### Important Topics of This Section

• Inverse trig functions: arcsine, arccosine and arctangent
• Domain restrictions
• Evaluating inverses using unit circle values and the calculator
• Simplifying numerical expressions involving the inverse trig functions
• Simplifying algebraic expressions involving the inverse trig functions

1. a) $$-\frac{\pi }{2}$$ b) $$-\frac{\pi }{4}$$ c) $$\pi$$ d) $$\frac{\pi }{3}$$

2. 1.9823 or 113.578$$\mathrm{{}^\circ}$$

$3. \sin \left(-\frac{11\pi }{4} \right)=-\frac{\sqrt{2} }{2} . \cos ^{-1} \left(-\frac{\sqrt{2} }{2} \right)=\frac{3\pi }{4}$

4. Let $$\theta =\sin ^{-1} \left(\frac{7}{9} \right)$$ so $$\sin (\theta )=\frac{7}{9}$$. .Using Pythagorean Identity, $$\sin ^{2} \theta +\cos ^{2} \theta =1$$, so $$\left(\frac{7}{9} \right)^{2} +\cos ^{2} \theta =1$$. Solving, $$\cos \left(\sin ^{-1} \left(\frac{7}{9} \right)\right)=\cos \left(\theta \right)=\frac{4\sqrt{2} }{9}$$ .

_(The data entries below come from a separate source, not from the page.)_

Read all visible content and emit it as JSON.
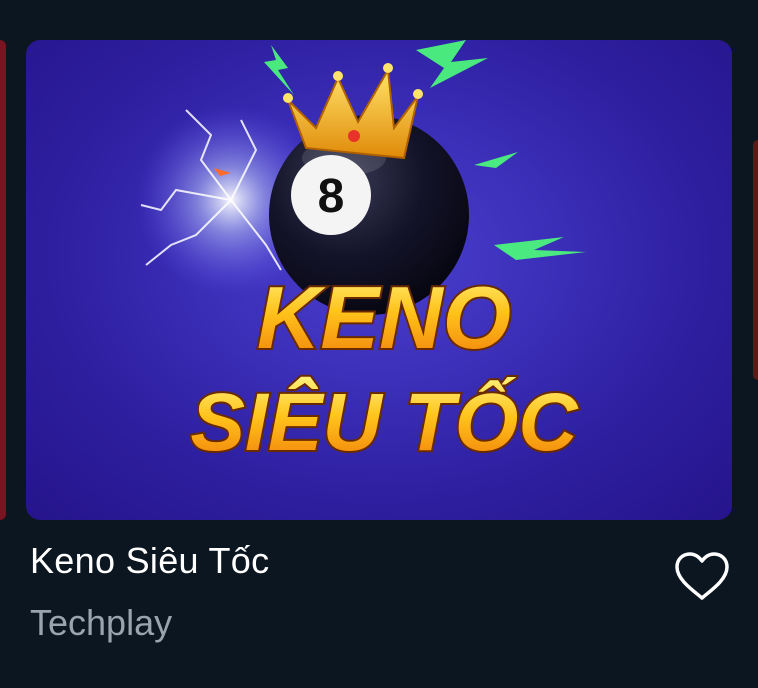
{
  "game": {
    "thumbnail_text_line1": "KENO",
    "thumbnail_text_line2": "SIÊU TỐC",
    "ball_number": "8",
    "title": "Keno Siêu Tốc",
    "provider": "Techplay",
    "favorite_icon": "heart-outline-icon"
  },
  "colors": {
    "page_bg": "#0b1620",
    "card_bg": "#3b2fb8",
    "title_gold": "#ffc21a",
    "provider_text": "#9aa4ae"
  }
}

5. Let $$\theta =\tan ^{-1} \left(4x\right)$$, so $$\tan (\theta )=4x$$. We can represent this on a triangle as $$\tan (\theta )=\frac{4x}{1}$$.The hypotenuse of the triangle would be $$\sqrt{\left(4x\right)^{2} +1}$$. $$\sin \left(\tan ^{-1} \left(4x\right)\right)=\sin (\theta )=\frac{4x}{\sqrt{16x^{2} +1} }$$